- Contemplative practice examples in the classroom, and across various disciplines
Organizations and Programs
- The Association for Contemplative Mind in Higher Education is a subgroup of the Center for Contemplative Mind in Society. Their site provides event announcements, syllabi, information about trainings in contemplative pedagogy, and resources including research and teaching tools.
- The Center for the Advancement of Contemplative Education at Naropa University aims to provide both local services and to contribute to the larger field of Contemplative Pedagogy. The center has a particular emphasis on cultural diversity and civic engagement.
- The Contemplative Studies Initiative at Brown University includes faculty from a variety of disciplines who share a common interest in the contemplative experience.
- The University of Michigan offers Creativity and Consciousness Studies.
- Education as Transformation is an international organization that works with colleges, universities, K-12 schools and related institutions to explore the impact of religious diversity on education and the role of spirituality in educational institutions.
- The Forum for Contemplative Studies is a resource site for the meeting of psychotherapy, mindfulness and Buddhism. It contains information on mindfulness meditation, contemplative psychotherapy, a directory of psychotherapists, courses, articles and literature.

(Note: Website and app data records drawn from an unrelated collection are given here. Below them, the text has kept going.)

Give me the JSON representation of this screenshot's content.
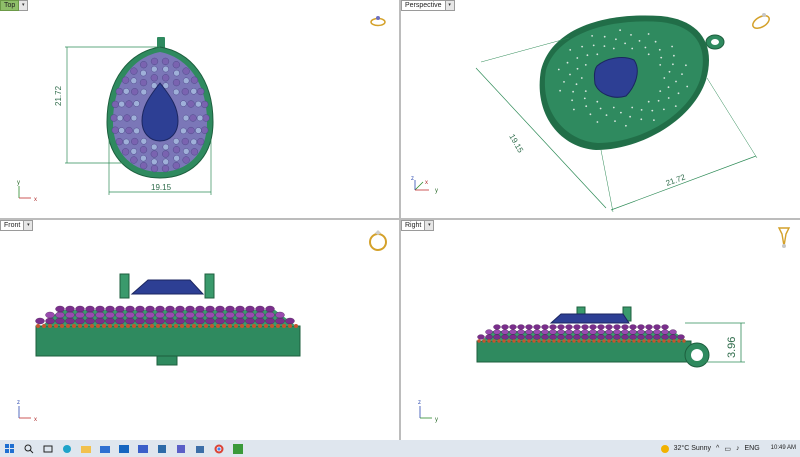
{
  "viewports": {
    "top": {
      "label": "Top",
      "active": true
    },
    "perspective": {
      "label": "Perspective",
      "active": false
    },
    "front": {
      "label": "Front",
      "active": false
    },
    "right": {
      "label": "Right",
      "active": false
    }
  },
  "dimensions": {
    "top_height": "21.72",
    "top_width": "19.15",
    "persp_a": "19.15",
    "persp_b": "21.72",
    "right_thickness": "3.96"
  },
  "axes": {
    "x": "x",
    "y": "y",
    "z": "z"
  },
  "colors": {
    "metal": "#2f8a5f",
    "stone": "#2d3f94",
    "accent_stones": "#8a3a9a",
    "dimension": "#2e8b57",
    "active_tab": "#8fbf6a"
  },
  "taskbar": {
    "icons": [
      "windows-start-icon",
      "search-icon",
      "task-view-icon",
      "edge-icon",
      "file-explorer-icon",
      "mail-icon",
      "outlook-icon",
      "photos-icon",
      "app-icon",
      "teams-icon",
      "store-icon",
      "chrome-icon",
      "rhino-icon"
    ],
    "weather": "32°C  Sunny",
    "language": "ENG",
    "time": "10:49 AM"
  }
}
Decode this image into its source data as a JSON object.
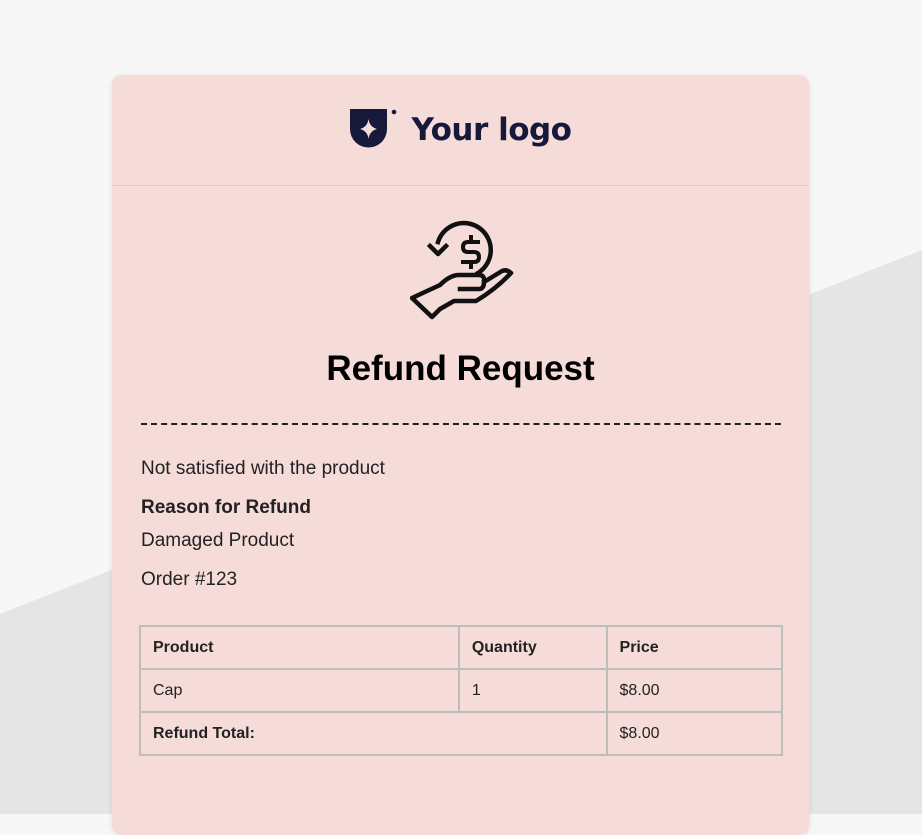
{
  "brand": {
    "logo_text": "Your logo",
    "logo_color": "#16193a"
  },
  "card_background": "#f5dcd9",
  "hero_icon": "refund-hand-dollar-icon",
  "title": "Refund Request",
  "message": "Not satisfied with the product",
  "reason": {
    "label": "Reason for Refund",
    "value": "Damaged Product"
  },
  "order_number": "Order #123",
  "table": {
    "headers": [
      "Product",
      "Quantity",
      "Price"
    ],
    "rows": [
      {
        "product": "Cap",
        "quantity": "1",
        "price": "$8.00"
      }
    ],
    "total_label": "Refund Total:",
    "total_value": "$8.00"
  }
}
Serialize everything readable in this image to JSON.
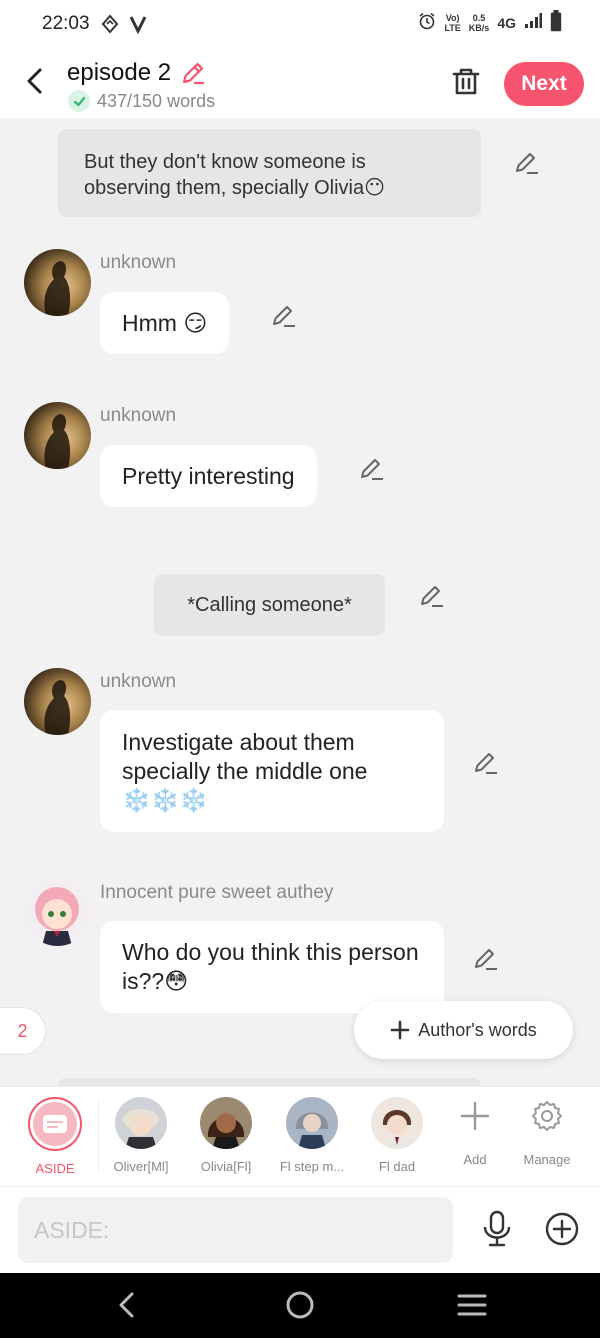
{
  "status_bar": {
    "time": "22:03",
    "speed_value": "0.5",
    "speed_unit": "KB/s",
    "volte_top": "Vo)",
    "volte_bottom": "LTE",
    "network": "4G"
  },
  "header": {
    "episode_title": "episode 2",
    "word_count": "437/150 words",
    "next_label": "Next"
  },
  "messages": [
    {
      "type": "narration",
      "text": "But they don't know someone is observing them, specially Olivia😶"
    },
    {
      "type": "dialogue",
      "speaker": "unknown",
      "text": "Hmm 😏"
    },
    {
      "type": "dialogue",
      "speaker": "unknown",
      "text": "Pretty interesting"
    },
    {
      "type": "narration",
      "text": "*Calling someone*"
    },
    {
      "type": "dialogue",
      "speaker": "unknown",
      "text": "Investigate about them specially the middle one ❄️❄️❄️"
    },
    {
      "type": "dialogue",
      "speaker": "Innocent pure sweet authey",
      "text": "Who do you think this person is??😳"
    }
  ],
  "unread_count": "2",
  "author_words_label": "Author's words",
  "characters": [
    {
      "label": "ASIDE"
    },
    {
      "label": "Oliver[Ml]"
    },
    {
      "label": "Olivia[Fl]"
    },
    {
      "label": "Fl step m..."
    },
    {
      "label": "Fl dad"
    }
  ],
  "tools": {
    "add_label": "Add",
    "manage_label": "Manage"
  },
  "input": {
    "placeholder": "ASIDE:",
    "value": ""
  },
  "colors": {
    "accent": "#f5536e",
    "background": "#f2f2f2"
  }
}
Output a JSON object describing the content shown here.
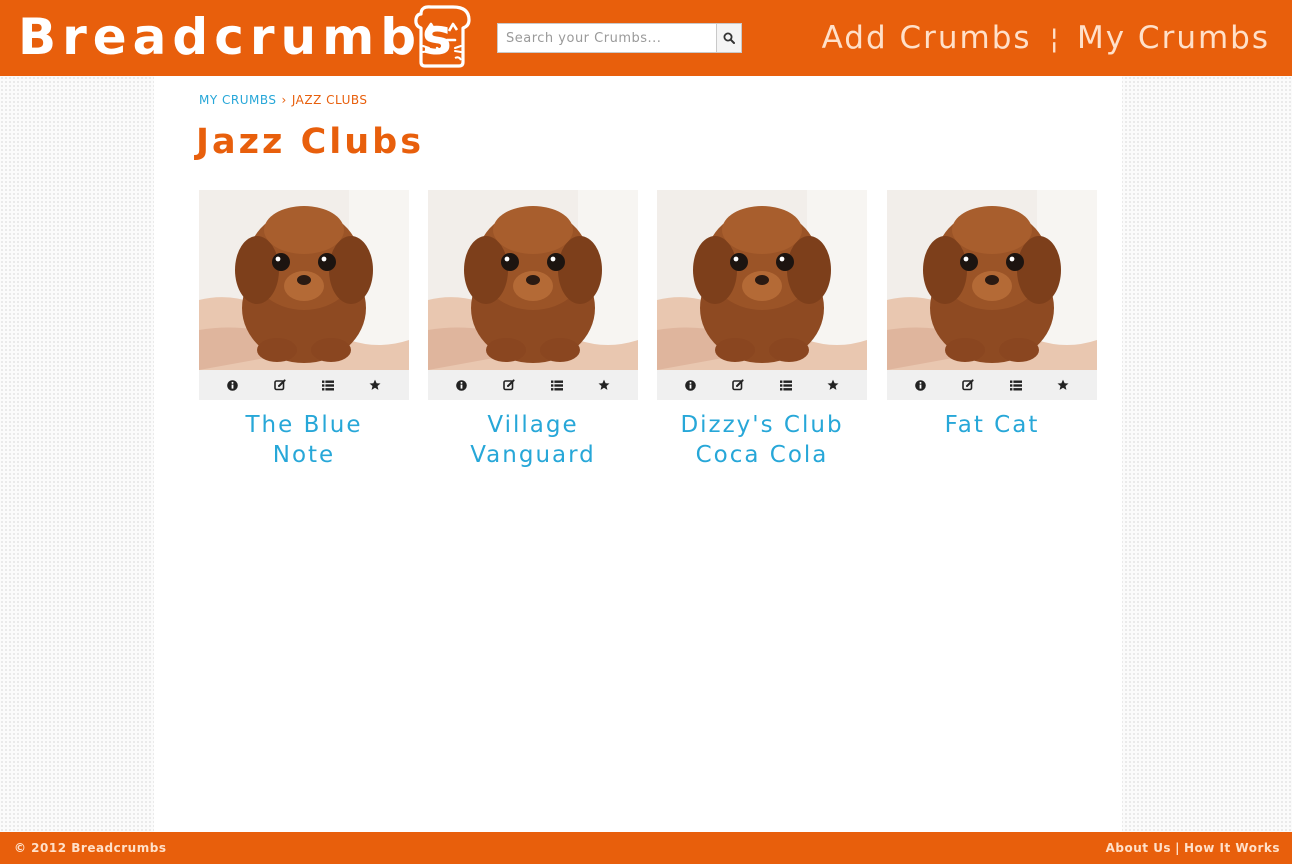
{
  "header": {
    "logo_text": "Breadcrumbs",
    "search": {
      "placeholder": "Search your Crumbs...",
      "value": ""
    },
    "nav": [
      {
        "label": "Add Crumbs"
      },
      {
        "label": "My Crumbs"
      }
    ],
    "nav_separator": "¦"
  },
  "breadcrumb": {
    "parent": "MY CRUMBS",
    "separator": "›",
    "current": "JAZZ CLUBS"
  },
  "page": {
    "title": "Jazz Clubs"
  },
  "cards": [
    {
      "title": "The Blue Note",
      "image": "puppy-photo",
      "actions": [
        "info-icon",
        "edit-icon",
        "list-icon",
        "star-icon"
      ]
    },
    {
      "title": "Village Vanguard",
      "image": "puppy-photo",
      "actions": [
        "info-icon",
        "edit-icon",
        "list-icon",
        "star-icon"
      ]
    },
    {
      "title": "Dizzy's Club Coca Cola",
      "image": "puppy-photo",
      "actions": [
        "info-icon",
        "edit-icon",
        "list-icon",
        "star-icon"
      ]
    },
    {
      "title": "Fat Cat",
      "image": "puppy-photo",
      "actions": [
        "info-icon",
        "edit-icon",
        "list-icon",
        "star-icon"
      ]
    }
  ],
  "footer": {
    "copyright": "© 2012 Breadcrumbs",
    "links": [
      {
        "label": "About Us"
      },
      {
        "label": "How It Works"
      }
    ],
    "separator": "|"
  },
  "colors": {
    "brand_orange": "#e85f0c",
    "link_blue": "#27a7d8",
    "header_text": "#ffffff",
    "nav_text": "#ffe0c9"
  }
}
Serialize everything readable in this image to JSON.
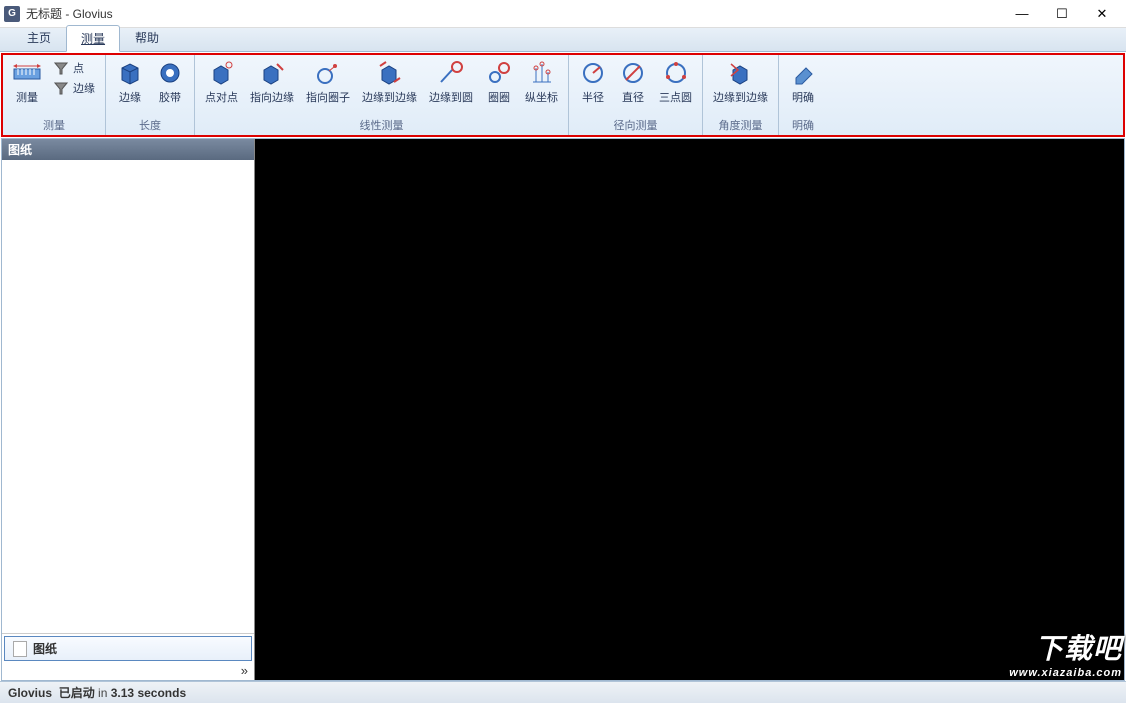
{
  "title": "无标题 - Glovius",
  "app_icon_letter": "G",
  "window": {
    "min": "—",
    "max": "☐",
    "close": "✕"
  },
  "tabs": {
    "home": "主页",
    "measure": "测量",
    "help": "帮助",
    "active": "measure"
  },
  "ribbon": {
    "measure_group": {
      "label": "测量",
      "measure_btn": "测量",
      "point_btn": "点",
      "edge_btn": "边缘"
    },
    "length_group": {
      "label": "长度",
      "edge_btn": "边缘",
      "tape_btn": "胶带"
    },
    "linear_group": {
      "label": "线性测量",
      "ptp_btn": "点对点",
      "to_edge_btn": "指向边缘",
      "to_circle_btn": "指向圈子",
      "edge_to_edge_btn": "边缘到边缘",
      "edge_to_circle_btn": "边缘到圆",
      "circle_btn": "圈圈",
      "ordinate_btn": "纵坐标"
    },
    "radial_group": {
      "label": "径向测量",
      "radius_btn": "半径",
      "diameter_btn": "直径",
      "three_pt_btn": "三点圆"
    },
    "angle_group": {
      "label": "角度测量",
      "edge_to_edge_btn": "边缘到边缘"
    },
    "clear_group": {
      "label": "明确",
      "clear_btn": "明确"
    }
  },
  "sidebar": {
    "panel_title": "图纸",
    "tab_label": "图纸",
    "toggle_glyph": "»"
  },
  "status": {
    "app": "Glovius",
    "started": "已启动",
    "in": "in",
    "time": "3.13",
    "seconds": "seconds"
  },
  "watermark": {
    "line1": "下载吧",
    "line2": "www.xiazaiba.com"
  }
}
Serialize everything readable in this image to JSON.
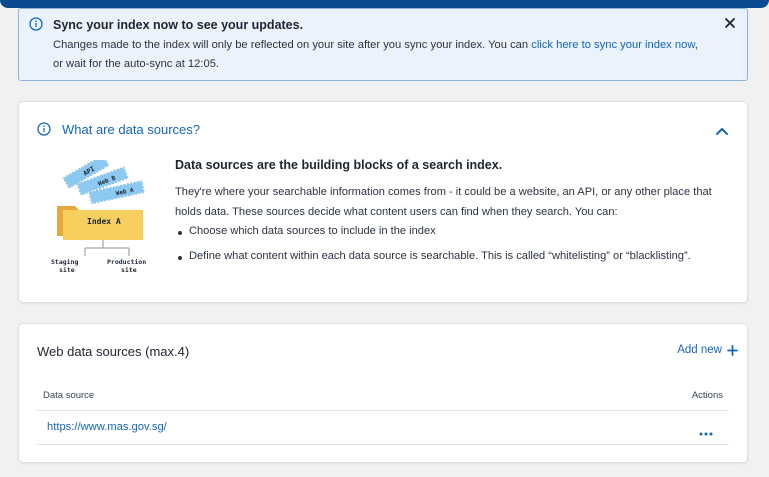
{
  "banner": {
    "title": "Sync your index now to see your updates.",
    "line1_text": "Changes made to the index will only be reflected on your site after you sync your index. You can ",
    "line1_link": "click here to sync your index now",
    "line1_end": ",",
    "line2": "or wait for the auto-sync at 12:05."
  },
  "data_sources_info": {
    "title": "What are data sources?",
    "heading": "Data sources are the building blocks of a search index.",
    "paragraph": "They're where your searchable information comes from - it could be a website, an API, or any other place that holds data. These sources decide what content users can find when they search. You can:",
    "bullets": [
      "Choose which data sources to include in the index",
      "Define what content within each data source is searchable. This is called “whitelisting” or “blacklisting”."
    ],
    "illustration": {
      "cards": [
        "API",
        "Web B",
        "Web A"
      ],
      "folder_label": "Index A",
      "staging": "Staging\nsite",
      "production": "Production\nsite"
    }
  },
  "web_sources": {
    "title": "Web data sources (max.4)",
    "add_new": "Add new",
    "columns": [
      "Data source",
      "Actions"
    ],
    "rows": [
      {
        "url": "https://www.mas.gov.sg/"
      }
    ]
  },
  "colors": {
    "primary": "#1466b8",
    "brand_bar": "#0a4a8f",
    "banner_bg": "#eaf2fb",
    "banner_border": "#8fb4de",
    "illus_blue": "#8cc9f0",
    "illus_yellow": "#f7cf5e"
  },
  "icons": [
    "info-icon",
    "close-icon",
    "chevron-up-icon",
    "plus-icon",
    "more-horizontal-icon"
  ]
}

- The Garrison Institute explores the intersection of contemplation and engaged action in the world. Founded in 2003, its mission is to apply the transformative power of contemplation to today’s pressing social and environmental concerns, helping build a more compassionate, resilient future. They have a special initiative on Contemplation and Education.
- The Mindfulness in Education Network was created to facilitate communication among all educators, parents, students and any others interested in promoting contemplative practice (mindfulness) in educational settings. The website has numerous relevant resources and articles.